And, ushering in a new era in history, women were allowed to sit on these Rural District Councils – at the time they were not allowed to sit on County Councils.
All of this information is included in Patria’s introductory essay to the attractively produced A4 size guide, which gives a glimpse into how these Rural Councils operated and the way political thinking changed in Ireland during a short 26-year period. In the early 1900s, these Councils supported Home Rule, but by 1920, they were calling for full independence and refusing to recognise the British administration.
“I love the tone,” says Patria of the minutes from meetings. “The language was very emotive.”
That was certainly true of the Gort Rural District Council. At a meeting in 1907, following riots in Dublin at the premiere of JM Synge’s play, The Playboy of the Western World the councillors’ response was vehement. They recorded their decision to “protest most emphatically against the libellous comedy, The Playboy of the Western World, that was belched forth during the past week in the Abbey Theatre, Dublin, under the fostering care of Lady Gregory and Mr Yeats. We congratulate the good people of Dublin in howling down the gross buffoonery and immoral suggestions that are scattered throughout this scandalous performance.
For more from the archives see this week’s Tribunes here
Real Galway flavour to intermediate club hurling battle in Birr
Date Published: 23-Jan-2013
Athenry fail to take chances as they bow out of Junior Cup
Date Published: 29-Jan-2013
Athenry FC 1
Kilbarrack United 2
(After extra time)
For the second year in succession Athenry were done in extra time in the FAI Junior Cup as last season’s beaten finalist’s came from behind to snatch an excellent game in Moanbawn on Sunday afternoon.
On a heavy pitch that was only playable following extensive groundwork by club officials all morning, the home side were by far the better side in the opening half, but failed to take advantage of a number of opportunities that came their way.
An Alan O’Donovan penalty gave them a merited advantage just after the restart, but thereafter were on the back foot as Kilbarrack took over, but for all their pressing, the home rearguard were dealing comfortably with their forays.
However they were struck a body blow just six minutes from time, as big striker Keith Kirwan was left all alone at the far post to head the equaliser and from that point on the Dubliners were the better side.
They started off the extra time in the ascendancy and enjoying all the momentum before striking for a good winning goal on 104 minutes. A strong bench allowed them to make some necessary changes and it was not a facility that was available to Athenry manager Gabriel Glavin.
With Gary Forde and Gary Delaney out through suspension following their sending off against OLBC in the previous round, and Seamie Crowe injured, it left their bench rather threadbare with just a number of young squad players available.

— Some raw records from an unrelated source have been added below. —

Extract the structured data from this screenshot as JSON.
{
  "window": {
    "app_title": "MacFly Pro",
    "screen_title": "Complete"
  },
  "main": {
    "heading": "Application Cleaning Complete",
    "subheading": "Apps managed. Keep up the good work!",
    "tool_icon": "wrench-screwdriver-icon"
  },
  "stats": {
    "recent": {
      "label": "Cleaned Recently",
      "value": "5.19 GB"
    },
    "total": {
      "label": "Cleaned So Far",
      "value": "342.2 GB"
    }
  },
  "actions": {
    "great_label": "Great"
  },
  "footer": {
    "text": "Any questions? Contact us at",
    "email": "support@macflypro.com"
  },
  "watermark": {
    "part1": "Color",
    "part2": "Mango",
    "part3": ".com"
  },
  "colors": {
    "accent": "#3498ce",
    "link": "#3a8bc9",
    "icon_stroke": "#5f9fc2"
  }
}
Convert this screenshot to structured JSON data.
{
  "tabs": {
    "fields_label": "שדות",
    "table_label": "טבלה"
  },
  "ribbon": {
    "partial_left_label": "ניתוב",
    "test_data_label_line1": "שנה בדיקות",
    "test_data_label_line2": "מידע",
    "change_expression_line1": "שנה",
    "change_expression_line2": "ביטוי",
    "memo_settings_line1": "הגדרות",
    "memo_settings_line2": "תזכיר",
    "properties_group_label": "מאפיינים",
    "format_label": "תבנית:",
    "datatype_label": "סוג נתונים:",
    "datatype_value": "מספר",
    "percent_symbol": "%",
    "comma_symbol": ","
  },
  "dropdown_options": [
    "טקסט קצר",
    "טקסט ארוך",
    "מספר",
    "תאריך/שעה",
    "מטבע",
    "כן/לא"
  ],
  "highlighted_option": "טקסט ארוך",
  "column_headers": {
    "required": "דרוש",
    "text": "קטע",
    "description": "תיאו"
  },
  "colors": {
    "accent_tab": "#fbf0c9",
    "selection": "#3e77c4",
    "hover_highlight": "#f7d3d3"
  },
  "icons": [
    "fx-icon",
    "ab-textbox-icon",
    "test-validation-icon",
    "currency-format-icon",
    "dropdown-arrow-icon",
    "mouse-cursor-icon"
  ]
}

Playing with the aid of the slight incline and any wind advantage going, the home side had a Connor Cannon effort on target in the opening minute, while John Meleady was just over with a flick at the other end.
Meleady then tested Andrew Walsh who saved comfortably, before the goalkeeper pulled off a brilliant double save on 14 minutes.
Firstly he went full length to push away a Meleady shot and was then back on his feet to parry David Jackson’s close-range rebound.
For more, read this week’s Connacht Sentinel.